ACTIVITY
What is needed is an exact repeat of the lines from the one holding "What data populates" through the final line of the data, with no pictures.
------ INPUT FOR THIS TASK
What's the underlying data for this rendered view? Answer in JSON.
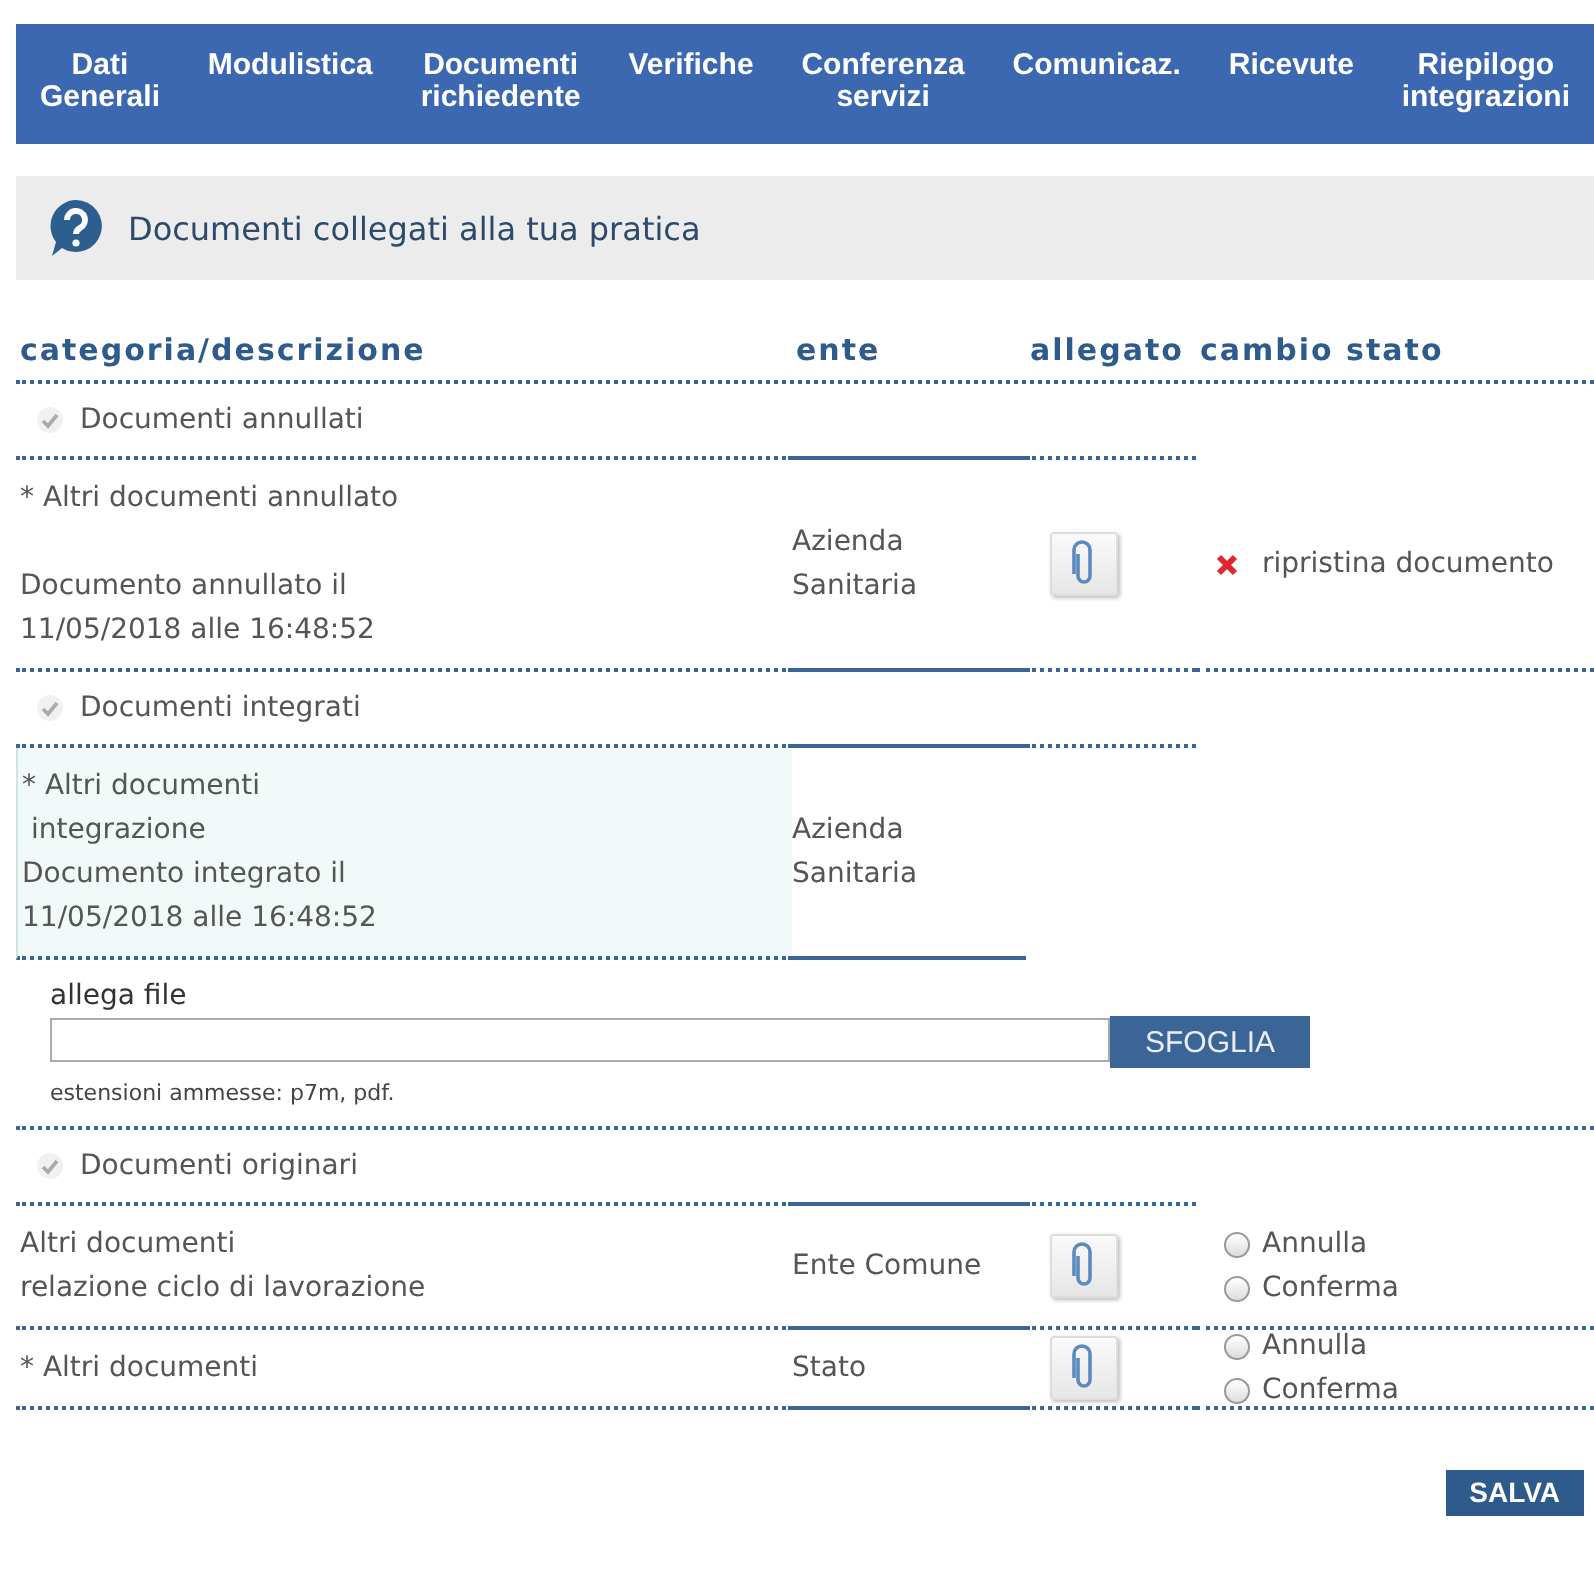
{
  "nav": [
    {
      "label": "Dati\nGenerali"
    },
    {
      "label": "Modulistica"
    },
    {
      "label": "Documenti\nrichiedente"
    },
    {
      "label": "Verifiche"
    },
    {
      "label": "Conferenza\nservizi"
    },
    {
      "label": "Comunicaz."
    },
    {
      "label": "Ricevute"
    },
    {
      "label": "Riepilogo\nintegrazioni"
    }
  ],
  "info_bar": {
    "text": "Documenti collegati alla tua pratica"
  },
  "columns": [
    "categoria/descrizione",
    "ente",
    "allegato",
    "cambio stato"
  ],
  "sections": [
    {
      "title": "Documenti annullati",
      "rows": [
        {
          "description": "* Altri documenti annullato",
          "note": "Documento annullato il\n11/05/2018 alle 16:48:52",
          "ente": "Azienda\nSanitaria",
          "highlighted": false,
          "attachment": true,
          "action": {
            "kind": "restore",
            "label": "ripristina documento"
          }
        }
      ]
    },
    {
      "title": "Documenti integrati",
      "rows": [
        {
          "description": "* Altri documenti\n integrazione",
          "note": "Documento integrato il\n11/05/2018 alle 16:48:52",
          "ente": "Azienda\nSanitaria",
          "highlighted": true,
          "attachment": false,
          "upload": {
            "label": "allega file",
            "button": "SFOGLIA",
            "hint": "estensioni ammesse: p7m, pdf."
          }
        }
      ]
    },
    {
      "title": "Documenti originari",
      "rows": [
        {
          "description": "Altri documenti\nrelazione ciclo di lavorazione",
          "ente": "Ente Comune",
          "highlighted": false,
          "attachment": true,
          "action": {
            "kind": "choice",
            "options": [
              {
                "label": "Annulla",
                "selected": false
              },
              {
                "label": "Conferma",
                "selected": false
              }
            ]
          }
        },
        {
          "description": "* Altri documenti",
          "ente": "Stato",
          "highlighted": false,
          "attachment": true,
          "action": {
            "kind": "choice",
            "options": [
              {
                "label": "Annulla",
                "selected": false
              },
              {
                "label": "Conferma",
                "selected": false
              }
            ]
          }
        }
      ]
    }
  ],
  "save_button": "SALVA"
}
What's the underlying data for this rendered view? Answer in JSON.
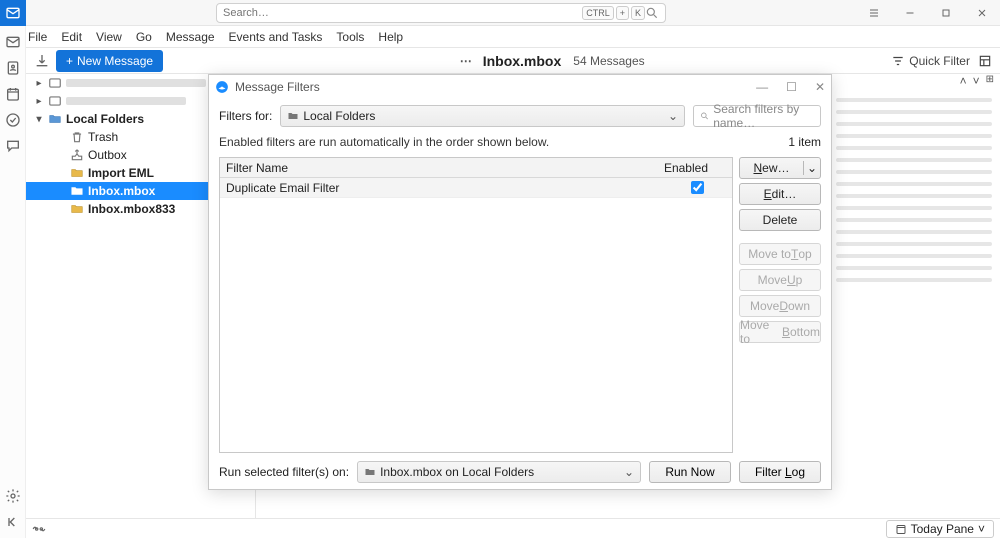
{
  "titlebar": {
    "search_placeholder": "Search…",
    "kbd1": "CTRL",
    "kbd_plus": "+",
    "kbd2": "K"
  },
  "menubar": [
    "File",
    "Edit",
    "View",
    "Go",
    "Message",
    "Events and Tasks",
    "Tools",
    "Help"
  ],
  "toolbar": {
    "new_message": "New Message",
    "folder_title": "Inbox.mbox",
    "message_count": "54 Messages",
    "quick_filter": "Quick Filter"
  },
  "folders": {
    "local_folders": "Local Folders",
    "trash": "Trash",
    "outbox": "Outbox",
    "import_eml": "Import EML",
    "inbox_mbox": "Inbox.mbox",
    "inbox_mbox833": "Inbox.mbox833"
  },
  "statusbar": {
    "today_pane": "Today Pane"
  },
  "dialog": {
    "title": "Message Filters",
    "filters_for_label": "Filters for:",
    "filters_for_value": "Local Folders",
    "search_placeholder": "Search filters by name…",
    "hint": "Enabled filters are run automatically in the order shown below.",
    "items_count": "1 item",
    "col_name": "Filter Name",
    "col_enabled": "Enabled",
    "filter_row_name": "Duplicate Email Filter",
    "filter_row_enabled": true,
    "buttons": {
      "new": "New…",
      "edit": "Edit…",
      "delete": "Delete",
      "move_top": "Move to Top",
      "move_up_prefix": "Move ",
      "move_up_u": "U",
      "move_up_suffix": "p",
      "move_down_prefix": "Move ",
      "move_down_u": "D",
      "move_down_suffix": "own",
      "move_bottom_prefix": "Move to ",
      "move_bottom_u": "B",
      "move_bottom_suffix": "ottom"
    },
    "run_label": "Run selected filter(s) on:",
    "run_target": "Inbox.mbox on Local Folders",
    "run_now": "Run Now",
    "filter_log": "Filter Log"
  }
}
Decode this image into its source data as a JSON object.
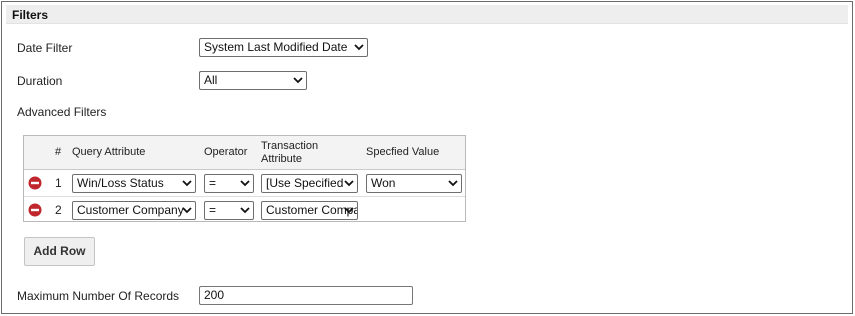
{
  "panel": {
    "title": "Filters"
  },
  "date_filter": {
    "label": "Date Filter",
    "value": "System Last Modified Date"
  },
  "duration": {
    "label": "Duration",
    "value": "All"
  },
  "advanced_filters": {
    "label": "Advanced Filters",
    "columns": {
      "index": "#",
      "query_attribute": "Query Attribute",
      "operator": "Operator",
      "transaction_attribute_line1": "Transaction",
      "transaction_attribute_line2": "Attribute",
      "specified_value": "Specfied Value"
    },
    "rows": [
      {
        "num": "1",
        "query_attribute": "Win/Loss Status",
        "operator": "=",
        "transaction_attribute": "[Use Specified",
        "specified_value": "Won"
      },
      {
        "num": "2",
        "query_attribute": "Customer Company",
        "operator": "=",
        "transaction_attribute": "Customer Company",
        "specified_value": ""
      }
    ],
    "add_row_label": "Add Row"
  },
  "max_records": {
    "label": "Maximum Number Of Records",
    "value": "200"
  },
  "colors": {
    "remove_icon": "#c0272d",
    "header_bg": "#eeeeee",
    "grid_header_bg": "#f3f3f3"
  },
  "icons": {
    "remove": "remove-circle-icon",
    "dropdown": "chevron-down-icon"
  }
}
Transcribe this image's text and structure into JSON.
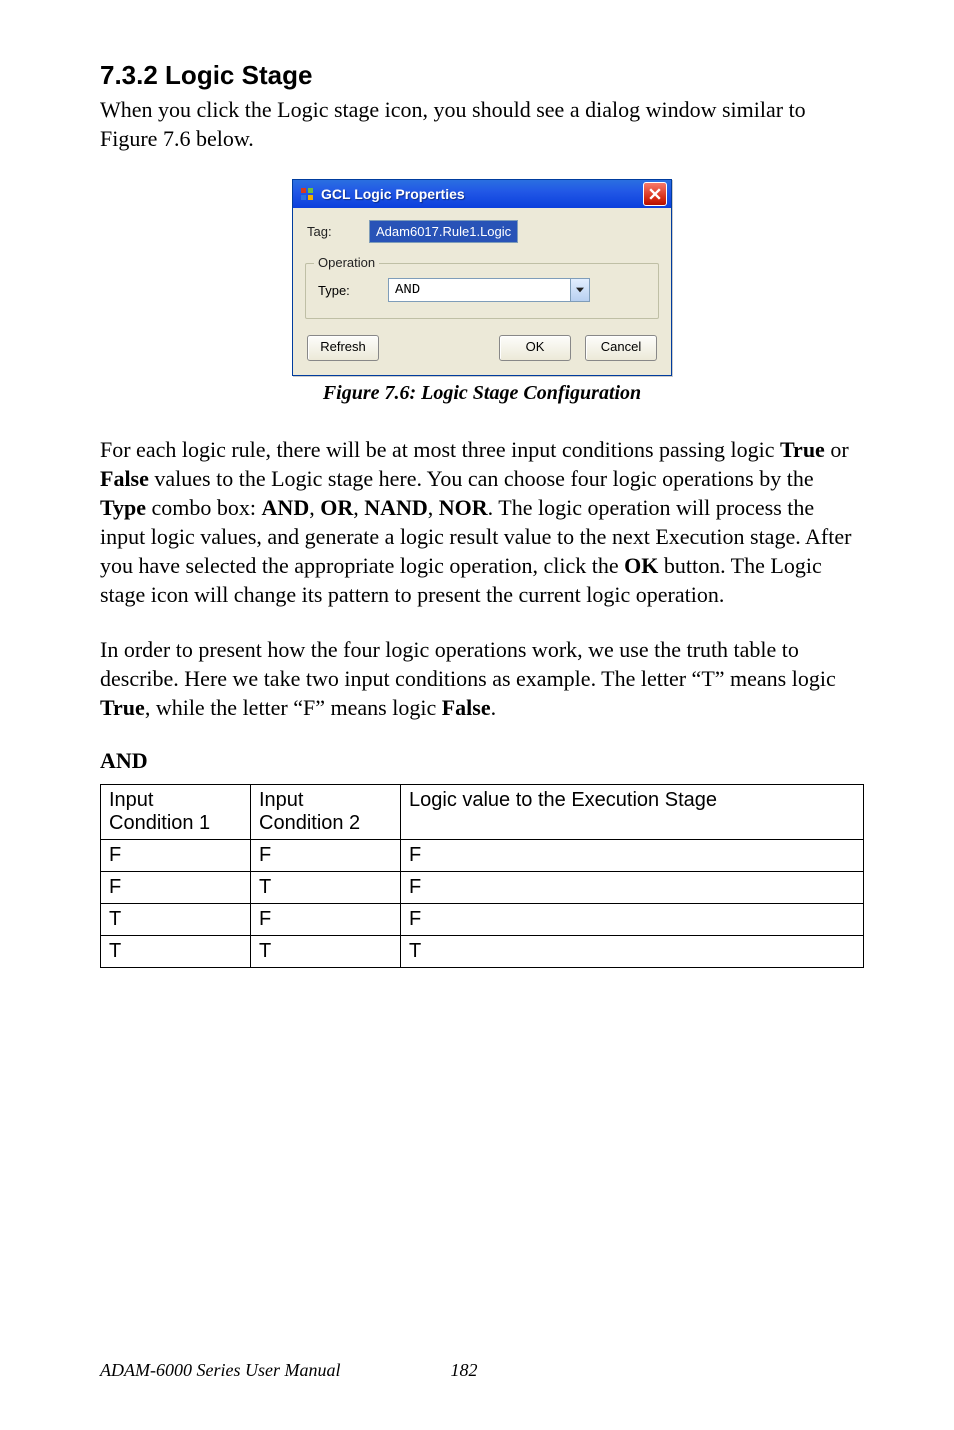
{
  "section": {
    "number": "7.3.2",
    "title": "Logic Stage",
    "heading_full": "7.3.2 Logic Stage"
  },
  "intro": "When you click the Logic stage icon, you should see a dialog window similar to Figure 7.6 below.",
  "dialog": {
    "title": "GCL Logic Properties",
    "tag_label": "Tag:",
    "tag_value": "Adam6017.Rule1.Logic",
    "group_label": "Operation",
    "type_label": "Type:",
    "type_value": "AND",
    "refresh": "Refresh",
    "ok": "OK",
    "cancel": "Cancel"
  },
  "caption": "Figure 7.6: Logic Stage Configuration",
  "para1_parts": {
    "a": "For each logic rule, there will be at most three input conditions passing logic ",
    "b_true": "True",
    "c": " or ",
    "d_false": "False",
    "e": " values to the Logic stage here. You can choose four logic operations by the ",
    "f_type": "Type",
    "g": " combo box: ",
    "h_and": "AND",
    "i": ", ",
    "j_or": "OR",
    "k": ", ",
    "l_nand": "NAND",
    "m": ", ",
    "n_nor": "NOR",
    "o": ". The logic operation will process the input logic values, and generate a logic result value to the next Execution stage. After you have selected the appropriate logic operation, click the ",
    "p_ok": "OK",
    "q": " button. The Logic stage icon will change its pattern to present the current logic operation."
  },
  "para2_parts": {
    "a": "In order to present how the four logic operations work, we use the truth table to describe. Here we take two input conditions as example. The letter “T” means logic ",
    "b_true": "True",
    "c": ", while the letter “F” means logic ",
    "d_false": "False",
    "e": "."
  },
  "truth": {
    "heading": "AND",
    "cols": [
      "Input Condition 1",
      "Input Condition 2",
      "Logic value to the Execution Stage"
    ],
    "rows": [
      [
        "F",
        "F",
        "F"
      ],
      [
        "F",
        "T",
        "F"
      ],
      [
        "T",
        "F",
        "F"
      ],
      [
        "T",
        "T",
        "T"
      ]
    ]
  },
  "footer": {
    "manual": "ADAM-6000 Series User Manual",
    "page": "182"
  }
}
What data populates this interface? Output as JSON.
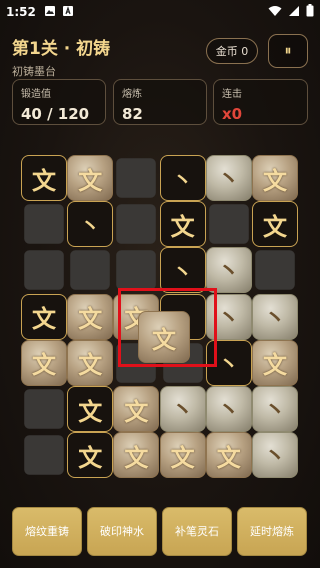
{
  "status_bar": {
    "time": "1:52"
  },
  "header": {
    "title": "第1关 · 初铸",
    "subtitle": "初铸墨台"
  },
  "coins": {
    "label": "金币 0"
  },
  "pause": {
    "label": "⏸"
  },
  "stats": [
    {
      "label": "锻造值",
      "value": "40 / 120"
    },
    {
      "label": "熔炼",
      "value": "82"
    },
    {
      "label": "连击",
      "value": "x0"
    }
  ],
  "board": {
    "rows": 7,
    "cols": 6,
    "tiles": [
      [
        "dark:文",
        "gold:文",
        "empty",
        "dark:丶",
        "silver:丶",
        "gold:文"
      ],
      [
        "empty",
        "dark:丶",
        "empty",
        "dark:文",
        "empty",
        "dark:文"
      ],
      [
        "empty",
        "empty",
        "empty",
        "dark:丶",
        "silver:丶",
        "empty"
      ],
      [
        "dark:文",
        "gold:文",
        "gold:文",
        "dark:丶",
        "silver:丶",
        "silver:丶"
      ],
      [
        "gold:文",
        "gold:文",
        "empty",
        "empty",
        "dark:丶",
        "gold:文"
      ],
      [
        "empty",
        "dark:文",
        "gold:文",
        "silver:丶",
        "silver:丶",
        "silver:丶"
      ],
      [
        "empty",
        "dark:文",
        "gold:文",
        "gold:文",
        "gold:文",
        "silver:丶"
      ]
    ]
  },
  "dragged_tile": {
    "char": "文"
  },
  "actions": [
    "熔纹重铸",
    "破印神水",
    "补笔灵石",
    "延时熔炼"
  ]
}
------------
THE COMPLETED TASK
What data populates this interface? Output as JSON.
{
  "status_bar": {
    "time": "1:52"
  },
  "header": {
    "title": "第1关 · 初铸",
    "subtitle": "初铸墨台"
  },
  "coins": {
    "label": "金币 0"
  },
  "pause": {
    "label": "⏸"
  },
  "stats": [
    {
      "label": "锻造值",
      "value": "40 / 120"
    },
    {
      "label": "熔炼",
      "value": "82"
    },
    {
      "label": "连击",
      "value": "x0"
    }
  ],
  "board": {
    "rows": 7,
    "cols": 6,
    "tiles": [
      [
        "dark:文",
        "gold:文",
        "empty",
        "dark:丶",
        "silver:丶",
        "gold:文"
      ],
      [
        "empty",
        "dark:丶",
        "empty",
        "dark:文",
        "empty",
        "dark:文"
      ],
      [
        "empty",
        "empty",
        "empty",
        "dark:丶",
        "silver:丶",
        "empty"
      ],
      [
        "dark:文",
        "gold:文",
        "gold:文",
        "dark:丶",
        "silver:丶",
        "silver:丶"
      ],
      [
        "gold:文",
        "gold:文",
        "empty",
        "empty",
        "dark:丶",
        "gold:文"
      ],
      [
        "empty",
        "dark:文",
        "gold:文",
        "silver:丶",
        "silver:丶",
        "silver:丶"
      ],
      [
        "empty",
        "dark:文",
        "gold:文",
        "gold:文",
        "gold:文",
        "silver:丶"
      ]
    ]
  },
  "dragged_tile": {
    "char": "文"
  },
  "actions": [
    "熔纹重铸",
    "破印神水",
    "补笔灵石",
    "延时熔炼"
  ]
}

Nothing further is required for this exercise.